Political theory holds that a sustainable democracy will engender a type of cooperation between the elected representatives of the people which results in accomplishments that are useful to the people who elected them rather than the representatives themselves.

When political deadlocks cause a static condition, or the elected representatives only care about their own personal wealth and accomplishments, such a democracy can easily give rise to a condition which is ripe for social unrest, even revolution or rebellion.

The societal conditions which help foster a successful democracy include a responsible press, some type of universal public education system, and a populace literate enough and with enough political awareness to take advantage of the press and education system to educate themselves politically. If these conditions exist, the electorate can effectively judge the politicians they elect and not re-elect them if they find their actions inadequate or not productive enough to solve social ills.

All forms of government are difficult to inculcate and run successfully because of human nature. Democracy is no different. Famed British politician Winston Churchill once remarked that: “It has been said that democracy is the worst form of government except all the others that have been tried.” This is true, but democracies foster the human spirit while elected regimes risen it.

Nor are elections necessarily successful the first time they are tried in different locations and cultures.
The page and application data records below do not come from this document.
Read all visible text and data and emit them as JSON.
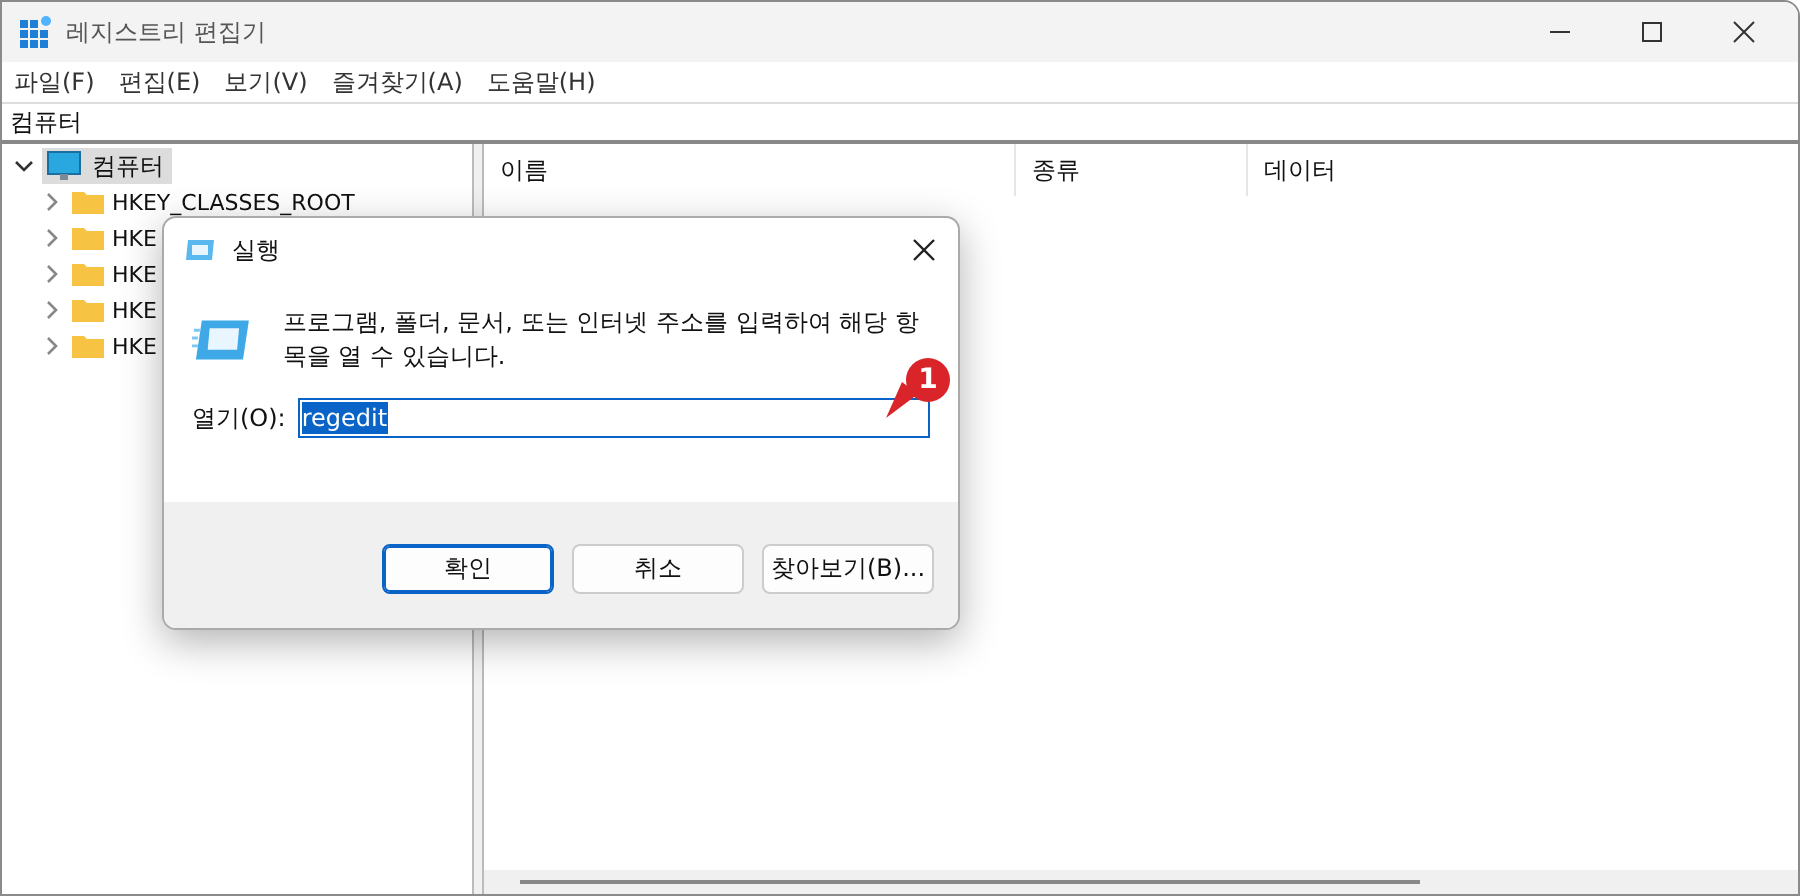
{
  "window": {
    "title": "레지스트리 편집기"
  },
  "menu": [
    "파일(F)",
    "편집(E)",
    "보기(V)",
    "즐겨찾기(A)",
    "도움말(H)"
  ],
  "address_bar": {
    "value": "컴퓨터"
  },
  "tree": [
    {
      "label": "컴퓨터",
      "kind": "computer",
      "expanded": true,
      "selected": true,
      "children": [
        {
          "label": "HKEY_CLASSES_ROOT",
          "kind": "folder",
          "expanded": false,
          "selected": false
        },
        {
          "label": "HKE",
          "kind": "folder",
          "expanded": false,
          "selected": false
        },
        {
          "label": "HKE",
          "kind": "folder",
          "expanded": false,
          "selected": false
        },
        {
          "label": "HKE",
          "kind": "folder",
          "expanded": false,
          "selected": false
        },
        {
          "label": "HKE",
          "kind": "folder",
          "expanded": false,
          "selected": false
        }
      ]
    }
  ],
  "table": {
    "columns": [
      "이름",
      "종류",
      "데이터"
    ]
  },
  "dialog": {
    "title": "실행",
    "description": "프로그램, 폴더, 문서, 또는 인터넷 주소를 입력하여 해당 항목을 열 수 있습니다.",
    "open_label": "열기(O):",
    "open_field": {
      "value": "regedit",
      "value_selected": true
    },
    "callout": "1",
    "buttons": [
      {
        "label": "확인",
        "default": true
      },
      {
        "label": "취소",
        "default": false
      },
      {
        "label": "찾아보기(B)...",
        "default": false
      }
    ]
  }
}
If the histories of elected democratic experiments in Europe and South America are any guide, sometimes several variations are necessary before a people create a workable democracy.
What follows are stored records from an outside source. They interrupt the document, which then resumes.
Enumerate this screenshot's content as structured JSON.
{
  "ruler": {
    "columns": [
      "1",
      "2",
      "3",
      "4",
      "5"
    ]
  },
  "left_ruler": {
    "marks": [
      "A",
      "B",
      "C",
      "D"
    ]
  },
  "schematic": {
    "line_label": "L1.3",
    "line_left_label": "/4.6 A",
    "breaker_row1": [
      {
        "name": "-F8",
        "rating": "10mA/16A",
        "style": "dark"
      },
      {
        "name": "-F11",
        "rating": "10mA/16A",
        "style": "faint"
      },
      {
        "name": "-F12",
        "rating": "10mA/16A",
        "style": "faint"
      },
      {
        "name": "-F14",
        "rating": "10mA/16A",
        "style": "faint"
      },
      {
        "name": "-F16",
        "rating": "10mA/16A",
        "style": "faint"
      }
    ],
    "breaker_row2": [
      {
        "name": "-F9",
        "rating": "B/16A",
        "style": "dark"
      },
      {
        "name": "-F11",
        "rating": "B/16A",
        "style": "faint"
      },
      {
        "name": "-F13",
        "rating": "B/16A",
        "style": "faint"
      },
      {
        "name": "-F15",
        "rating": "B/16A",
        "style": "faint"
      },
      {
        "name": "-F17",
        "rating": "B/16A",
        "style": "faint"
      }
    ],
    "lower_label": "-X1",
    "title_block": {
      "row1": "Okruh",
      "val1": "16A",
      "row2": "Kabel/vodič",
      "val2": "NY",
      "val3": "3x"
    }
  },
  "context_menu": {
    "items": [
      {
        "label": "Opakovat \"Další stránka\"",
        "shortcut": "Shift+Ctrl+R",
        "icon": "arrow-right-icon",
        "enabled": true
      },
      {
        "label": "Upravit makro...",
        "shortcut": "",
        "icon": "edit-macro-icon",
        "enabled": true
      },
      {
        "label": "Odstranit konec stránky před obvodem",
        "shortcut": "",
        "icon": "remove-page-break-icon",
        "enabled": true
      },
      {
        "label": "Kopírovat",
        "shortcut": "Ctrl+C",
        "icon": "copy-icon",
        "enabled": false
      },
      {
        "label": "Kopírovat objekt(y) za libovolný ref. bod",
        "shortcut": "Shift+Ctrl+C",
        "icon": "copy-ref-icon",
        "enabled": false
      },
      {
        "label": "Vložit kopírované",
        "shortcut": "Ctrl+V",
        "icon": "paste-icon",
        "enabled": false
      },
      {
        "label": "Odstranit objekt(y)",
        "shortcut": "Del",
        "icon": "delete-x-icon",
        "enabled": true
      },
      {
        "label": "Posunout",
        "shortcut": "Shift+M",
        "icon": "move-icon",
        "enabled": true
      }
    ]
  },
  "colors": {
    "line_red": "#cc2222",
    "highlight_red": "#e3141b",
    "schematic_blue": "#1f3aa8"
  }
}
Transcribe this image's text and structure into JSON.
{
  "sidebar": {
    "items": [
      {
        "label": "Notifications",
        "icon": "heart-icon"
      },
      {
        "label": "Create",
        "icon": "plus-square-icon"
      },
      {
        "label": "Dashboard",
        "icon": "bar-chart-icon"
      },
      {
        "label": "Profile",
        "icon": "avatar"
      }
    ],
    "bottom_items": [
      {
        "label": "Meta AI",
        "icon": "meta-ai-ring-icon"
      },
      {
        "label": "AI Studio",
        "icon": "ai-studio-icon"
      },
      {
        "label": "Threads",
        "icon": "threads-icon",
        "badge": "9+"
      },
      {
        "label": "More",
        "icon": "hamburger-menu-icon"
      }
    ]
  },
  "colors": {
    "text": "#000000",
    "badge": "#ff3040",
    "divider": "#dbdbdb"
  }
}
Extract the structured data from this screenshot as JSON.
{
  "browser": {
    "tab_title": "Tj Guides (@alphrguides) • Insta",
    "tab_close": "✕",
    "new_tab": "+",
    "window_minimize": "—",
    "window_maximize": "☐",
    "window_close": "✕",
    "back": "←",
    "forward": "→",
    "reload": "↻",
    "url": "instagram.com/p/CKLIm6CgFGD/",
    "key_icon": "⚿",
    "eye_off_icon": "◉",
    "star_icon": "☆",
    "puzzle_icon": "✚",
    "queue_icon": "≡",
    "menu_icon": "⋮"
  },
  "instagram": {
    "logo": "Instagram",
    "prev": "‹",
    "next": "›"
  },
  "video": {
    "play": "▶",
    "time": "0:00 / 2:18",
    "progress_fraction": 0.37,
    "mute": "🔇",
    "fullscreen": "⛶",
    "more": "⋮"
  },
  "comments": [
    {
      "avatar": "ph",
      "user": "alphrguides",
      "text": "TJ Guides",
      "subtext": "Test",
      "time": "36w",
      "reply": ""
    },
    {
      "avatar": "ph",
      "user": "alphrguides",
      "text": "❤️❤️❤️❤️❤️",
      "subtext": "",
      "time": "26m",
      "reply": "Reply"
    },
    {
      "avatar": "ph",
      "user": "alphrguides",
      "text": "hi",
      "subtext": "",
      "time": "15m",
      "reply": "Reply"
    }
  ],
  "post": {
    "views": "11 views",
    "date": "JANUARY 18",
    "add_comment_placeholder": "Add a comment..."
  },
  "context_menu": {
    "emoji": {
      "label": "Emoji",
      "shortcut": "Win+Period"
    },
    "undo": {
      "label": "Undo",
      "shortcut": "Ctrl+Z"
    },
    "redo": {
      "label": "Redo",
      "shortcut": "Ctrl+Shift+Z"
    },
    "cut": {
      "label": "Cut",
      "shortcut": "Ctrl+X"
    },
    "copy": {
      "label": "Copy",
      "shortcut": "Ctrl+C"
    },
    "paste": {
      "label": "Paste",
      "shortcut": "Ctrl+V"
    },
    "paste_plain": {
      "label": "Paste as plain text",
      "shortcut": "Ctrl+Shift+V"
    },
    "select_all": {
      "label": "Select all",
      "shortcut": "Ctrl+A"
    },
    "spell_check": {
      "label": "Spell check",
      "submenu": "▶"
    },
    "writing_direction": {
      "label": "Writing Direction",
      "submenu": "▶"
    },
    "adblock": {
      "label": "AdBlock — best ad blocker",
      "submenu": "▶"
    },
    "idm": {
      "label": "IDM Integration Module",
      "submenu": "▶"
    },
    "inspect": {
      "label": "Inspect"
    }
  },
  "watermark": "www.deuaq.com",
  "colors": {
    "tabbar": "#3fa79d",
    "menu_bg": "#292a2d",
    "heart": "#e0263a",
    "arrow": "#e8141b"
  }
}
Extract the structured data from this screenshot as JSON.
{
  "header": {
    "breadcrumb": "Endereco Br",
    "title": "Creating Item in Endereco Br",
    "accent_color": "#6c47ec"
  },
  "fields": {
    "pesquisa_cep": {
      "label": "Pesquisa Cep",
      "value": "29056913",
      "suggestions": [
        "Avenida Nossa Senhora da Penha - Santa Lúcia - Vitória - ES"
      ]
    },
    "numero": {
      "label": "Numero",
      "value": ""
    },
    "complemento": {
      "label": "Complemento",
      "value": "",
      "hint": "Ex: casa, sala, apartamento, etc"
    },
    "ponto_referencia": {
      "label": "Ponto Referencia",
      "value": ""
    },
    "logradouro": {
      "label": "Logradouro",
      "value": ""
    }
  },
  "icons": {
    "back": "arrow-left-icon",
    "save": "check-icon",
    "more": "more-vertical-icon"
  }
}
The United States of America, often held out as the most successful democracy in the world based on its economic success and power, is no exception to the rule that democracy is a process rather than a static state.

Moreover, repeated cycles of boom and bust in the American business cycle eventually gave rise to the Great Depression of the 1930s which resulted in a great transformation of American democracy known as the New Deal. The New Deal gave more rights to unions and the common person, thus enabling more participation in the American elected democratic experiment.
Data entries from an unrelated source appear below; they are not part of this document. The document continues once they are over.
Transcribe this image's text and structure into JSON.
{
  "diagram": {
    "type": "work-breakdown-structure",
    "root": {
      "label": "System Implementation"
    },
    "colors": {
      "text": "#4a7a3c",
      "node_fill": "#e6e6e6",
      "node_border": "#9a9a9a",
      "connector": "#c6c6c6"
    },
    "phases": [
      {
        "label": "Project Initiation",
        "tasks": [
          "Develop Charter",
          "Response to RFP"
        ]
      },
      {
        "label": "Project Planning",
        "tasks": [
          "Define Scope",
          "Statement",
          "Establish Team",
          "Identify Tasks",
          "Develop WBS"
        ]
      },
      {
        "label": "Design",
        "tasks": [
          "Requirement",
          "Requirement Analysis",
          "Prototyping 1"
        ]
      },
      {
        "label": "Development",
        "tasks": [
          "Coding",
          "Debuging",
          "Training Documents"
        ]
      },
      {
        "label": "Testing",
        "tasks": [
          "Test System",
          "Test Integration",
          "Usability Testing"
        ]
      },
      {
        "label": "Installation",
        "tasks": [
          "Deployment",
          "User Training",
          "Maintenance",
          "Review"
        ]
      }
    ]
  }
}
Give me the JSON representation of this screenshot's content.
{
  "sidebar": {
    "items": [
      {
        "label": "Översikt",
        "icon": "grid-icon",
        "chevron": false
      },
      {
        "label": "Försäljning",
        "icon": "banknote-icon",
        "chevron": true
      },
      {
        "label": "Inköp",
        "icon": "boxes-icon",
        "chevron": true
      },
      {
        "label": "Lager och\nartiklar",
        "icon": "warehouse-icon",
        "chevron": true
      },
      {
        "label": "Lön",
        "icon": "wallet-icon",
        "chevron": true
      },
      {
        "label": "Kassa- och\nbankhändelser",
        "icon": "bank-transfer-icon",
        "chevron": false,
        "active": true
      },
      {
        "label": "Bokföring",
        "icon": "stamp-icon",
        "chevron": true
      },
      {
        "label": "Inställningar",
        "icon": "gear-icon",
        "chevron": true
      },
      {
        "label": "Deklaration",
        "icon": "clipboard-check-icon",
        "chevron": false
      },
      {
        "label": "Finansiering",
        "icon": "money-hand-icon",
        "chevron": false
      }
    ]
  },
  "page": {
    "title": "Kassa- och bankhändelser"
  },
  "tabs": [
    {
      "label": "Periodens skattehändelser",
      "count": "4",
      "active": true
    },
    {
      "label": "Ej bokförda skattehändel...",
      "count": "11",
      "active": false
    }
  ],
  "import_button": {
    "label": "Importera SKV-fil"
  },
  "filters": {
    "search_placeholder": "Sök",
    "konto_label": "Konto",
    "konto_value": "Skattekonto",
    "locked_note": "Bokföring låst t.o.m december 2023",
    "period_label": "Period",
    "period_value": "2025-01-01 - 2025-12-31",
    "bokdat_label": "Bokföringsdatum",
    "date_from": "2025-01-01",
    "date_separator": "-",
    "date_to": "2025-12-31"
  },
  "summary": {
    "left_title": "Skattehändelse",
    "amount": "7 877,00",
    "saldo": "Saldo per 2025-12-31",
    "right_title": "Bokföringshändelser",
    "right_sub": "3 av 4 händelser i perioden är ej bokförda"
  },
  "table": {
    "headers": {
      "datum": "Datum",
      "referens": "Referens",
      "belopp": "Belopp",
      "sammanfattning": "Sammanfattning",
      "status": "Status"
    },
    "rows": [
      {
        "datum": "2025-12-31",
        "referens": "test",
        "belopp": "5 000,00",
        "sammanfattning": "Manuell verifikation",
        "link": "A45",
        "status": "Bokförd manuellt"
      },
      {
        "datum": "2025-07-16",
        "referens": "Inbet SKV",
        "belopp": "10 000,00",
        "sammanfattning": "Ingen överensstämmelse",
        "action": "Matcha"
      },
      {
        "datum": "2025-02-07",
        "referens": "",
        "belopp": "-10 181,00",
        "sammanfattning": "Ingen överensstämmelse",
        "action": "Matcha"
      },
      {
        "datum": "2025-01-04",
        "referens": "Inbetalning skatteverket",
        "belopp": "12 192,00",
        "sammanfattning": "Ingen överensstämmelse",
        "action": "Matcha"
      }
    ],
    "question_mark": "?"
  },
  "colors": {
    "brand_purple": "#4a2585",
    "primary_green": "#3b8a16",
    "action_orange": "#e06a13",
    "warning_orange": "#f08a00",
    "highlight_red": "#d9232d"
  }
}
What can a nation, such as Nepal, where the democratic tradition is not as developed as in America, Europe or South America, learn from all this?

The creation of a democracy is a process. Successful and long-lasting elections all took time to develop. If a step approach to the realization of a democracy is necessary to achieve certain social needs in the process, perhaps the European models are more easily adaptable to Asian conditions as are the democracies in place in Japan, Taiwan, and South Korea, all different, yet demonstrably democratic.

The failure to recognize and treat dangerous social ills does not create conditions favorable to the development of elections and democracy. It is hard to vote intelligently when hungry or without shelter. It is also hard to make informed decisions without the information provided by a responsible press. It is most difficult to exercise democratic rights when the basic security affecting life and limb is lacking due to war and terrorism.

The cornerstone of any successful democracy lies in a constant educational ethos: literacy, fair elections, universal free education, and ongoing educational opportunities for adults, including job retraining for changing economic circumstances. If the education is available, people will find the way to make it useful to them and, in the process, create the conditions favorable to a democracy suited to their needs.

Kamala Sarup
Nepali journalist and Story Writer Kamala Sarup is an editor for She specialises in in-depth reporting and writing on Peace, Anti War, Women, Terrorism, Democracy, and Development.